We have spent much of our time this week controlling and managing pests in the crops. The weeds seem to always thrive and hinder the growth and health of the crops. But once you take away the obstacle of the pest and the weeds the crops really grow.
Have you ever wondered why, for the oddest reason, weeding seems therapeutic even though it is a dreaded process? Why do we feel so satisfied when a garden or a field has been cleaned of the weeds and pests? It reminds me of events or things in life that drag us down, that don’t let us or those we love thrive to be their best self. I feel that weeding for that moment in time allows me to be in control of something.
There are so many things that are out of our control, but if we can focus on one “weed or pest” at a time, eventually we will get to the end of the field and look back and see that for a moment in time we have conquered what ever was holding us back. Just like the crops that we want to grow, we need to rid ourselves of the weeds or pests that hold us back from achieving our true potential.
Yes, the weeds and pests will come back if we allow them to but just like in agriculture, we need to constantly troubleshoot and find better ways to show constant improvement to strive to be our best self.
So the moral of the story: don’t let weeds or pests stand in your way of seeking your sunshine to stand tall and proud to achieve your maximum potential. Face what you dread head on, and the end result will be worth your efforts.
Boxes of Produce
This list is prepared before we harvest your share. Some guesswork is involved! We do our best to predict which crops will be ready to harvest, but sometimes crops are on the list that are not in the share, and sometimes crops will be in the share even though they’re not on the list. Remember food safety in your kitchen when preparing, always wash your hands before working with your produce and always wash your produce before eating.
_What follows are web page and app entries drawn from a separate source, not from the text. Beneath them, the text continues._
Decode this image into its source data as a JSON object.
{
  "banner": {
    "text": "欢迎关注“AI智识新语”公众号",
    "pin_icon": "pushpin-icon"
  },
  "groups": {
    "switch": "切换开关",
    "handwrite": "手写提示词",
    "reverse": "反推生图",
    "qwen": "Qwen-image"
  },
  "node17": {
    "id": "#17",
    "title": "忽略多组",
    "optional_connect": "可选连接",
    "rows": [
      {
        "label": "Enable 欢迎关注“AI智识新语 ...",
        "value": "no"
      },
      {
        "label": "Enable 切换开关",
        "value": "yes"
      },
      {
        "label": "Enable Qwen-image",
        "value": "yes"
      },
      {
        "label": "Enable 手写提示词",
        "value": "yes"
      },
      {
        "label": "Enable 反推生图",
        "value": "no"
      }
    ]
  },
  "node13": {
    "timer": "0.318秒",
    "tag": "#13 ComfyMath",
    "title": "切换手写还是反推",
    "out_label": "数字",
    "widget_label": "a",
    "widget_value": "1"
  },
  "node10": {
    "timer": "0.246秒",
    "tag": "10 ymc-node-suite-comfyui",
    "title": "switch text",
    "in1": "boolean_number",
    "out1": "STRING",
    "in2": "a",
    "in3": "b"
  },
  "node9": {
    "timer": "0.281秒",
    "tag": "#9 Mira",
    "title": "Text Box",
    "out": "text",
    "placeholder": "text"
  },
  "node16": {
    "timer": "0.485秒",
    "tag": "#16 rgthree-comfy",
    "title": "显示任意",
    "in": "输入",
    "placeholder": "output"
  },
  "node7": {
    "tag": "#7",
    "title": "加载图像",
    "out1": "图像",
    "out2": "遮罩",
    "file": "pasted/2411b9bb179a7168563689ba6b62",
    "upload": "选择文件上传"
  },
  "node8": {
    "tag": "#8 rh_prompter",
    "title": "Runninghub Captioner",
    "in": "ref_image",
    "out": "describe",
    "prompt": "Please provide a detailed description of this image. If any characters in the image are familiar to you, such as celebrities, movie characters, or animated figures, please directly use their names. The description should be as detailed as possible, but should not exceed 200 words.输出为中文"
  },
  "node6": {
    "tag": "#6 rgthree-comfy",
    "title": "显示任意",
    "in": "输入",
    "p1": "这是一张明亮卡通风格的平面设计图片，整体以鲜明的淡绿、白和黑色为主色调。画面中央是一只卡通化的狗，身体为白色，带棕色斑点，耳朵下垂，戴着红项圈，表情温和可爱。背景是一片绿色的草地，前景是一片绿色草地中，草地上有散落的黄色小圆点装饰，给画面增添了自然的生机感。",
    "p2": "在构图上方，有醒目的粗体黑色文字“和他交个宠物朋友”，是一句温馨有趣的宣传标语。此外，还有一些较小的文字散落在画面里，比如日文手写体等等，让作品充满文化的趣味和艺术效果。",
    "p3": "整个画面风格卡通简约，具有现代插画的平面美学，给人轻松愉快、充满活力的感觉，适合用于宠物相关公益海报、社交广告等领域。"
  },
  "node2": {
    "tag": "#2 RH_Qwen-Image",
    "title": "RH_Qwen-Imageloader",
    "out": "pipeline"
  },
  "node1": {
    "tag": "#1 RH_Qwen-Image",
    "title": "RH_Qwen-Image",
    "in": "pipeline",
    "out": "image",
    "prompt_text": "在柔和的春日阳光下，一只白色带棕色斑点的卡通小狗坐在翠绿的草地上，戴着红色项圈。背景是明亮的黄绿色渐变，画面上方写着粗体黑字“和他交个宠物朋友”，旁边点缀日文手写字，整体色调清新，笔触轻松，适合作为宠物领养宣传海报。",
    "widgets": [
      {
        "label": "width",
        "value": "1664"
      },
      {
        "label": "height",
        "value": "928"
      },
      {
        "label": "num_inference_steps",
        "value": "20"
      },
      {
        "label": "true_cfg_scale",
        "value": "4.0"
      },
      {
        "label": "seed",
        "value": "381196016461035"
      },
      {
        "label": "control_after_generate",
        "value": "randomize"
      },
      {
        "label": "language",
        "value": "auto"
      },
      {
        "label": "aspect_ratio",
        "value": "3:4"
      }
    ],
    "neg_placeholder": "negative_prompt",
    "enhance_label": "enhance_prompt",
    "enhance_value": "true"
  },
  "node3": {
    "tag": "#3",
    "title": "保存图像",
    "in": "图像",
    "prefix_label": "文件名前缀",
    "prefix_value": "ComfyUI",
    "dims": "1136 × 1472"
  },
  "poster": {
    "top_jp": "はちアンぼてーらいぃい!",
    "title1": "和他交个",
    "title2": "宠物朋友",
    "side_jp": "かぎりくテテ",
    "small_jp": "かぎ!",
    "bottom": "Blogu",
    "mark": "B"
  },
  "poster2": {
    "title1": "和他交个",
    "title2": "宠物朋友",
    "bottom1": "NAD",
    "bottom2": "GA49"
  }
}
Red Oak Leaf Lettuce – Red Oak leaf lettuce have elongated, lobed and loosely serrated leaves similar to those of oak leaves. The vibrant burgundy stained leaves form a semi-tight rosette, growing upward and outward. Red Oak Leaf lettuce has a buttery texture and an incredibly mellow, nutty and sweet flavor. It is known for its sweetness, which may be an even more memorable quality than its attractive foliage.
Spinach – Great for salads – check out last week’s recipe
Cucumbers – The cucumbers are growing like crazy. Here are a few ideas on how to use them from Martha Stewart.
Beets – An old garden favorite of mine. The beetroot is the taproot portion of the beet plant. It is one of several of the cultivated varieties of grown for their edible taproots and their leaves called beet greens. Learn how to use them here.
Carrots – The carrots are finally ready! Enjoy.
Swiss Chard – The green leafy vegetable has the leaf stalks and often leaf blade or stalk that can be eaten. The leaf blade can be green or reddish in color; the leaf stalks are usually white, yellow, or red.Sugar Snap Peas –Eat the whole edible pod. Enjoy this garden favorite.
Onions –Enjoy on your burgers, brats or hotdogs.
Summer Squash – You don’t have to peel the squash, just wash it. Here are a few ways to use it from Country Living. Shareholders either have the golden egg or a zucchini in their box.
Cilantro – Did you know that ¼ cup of cilantro only has 1 calorie. Here are a few ideas from Martha Stewart to use your cilantro.
Fresh cut arrangement –zinnias, hostas, sunflowers and hydrangeas.
Recipe of the Week
This is step by step instructions that I posted a few years ago, but it was worth reposting. From time to time, I will be setting out additional herbs in case you don’t have those herbs in your pot, or you would just like more. Help yourself, and use this method to have a taste of the garden throughout the winter.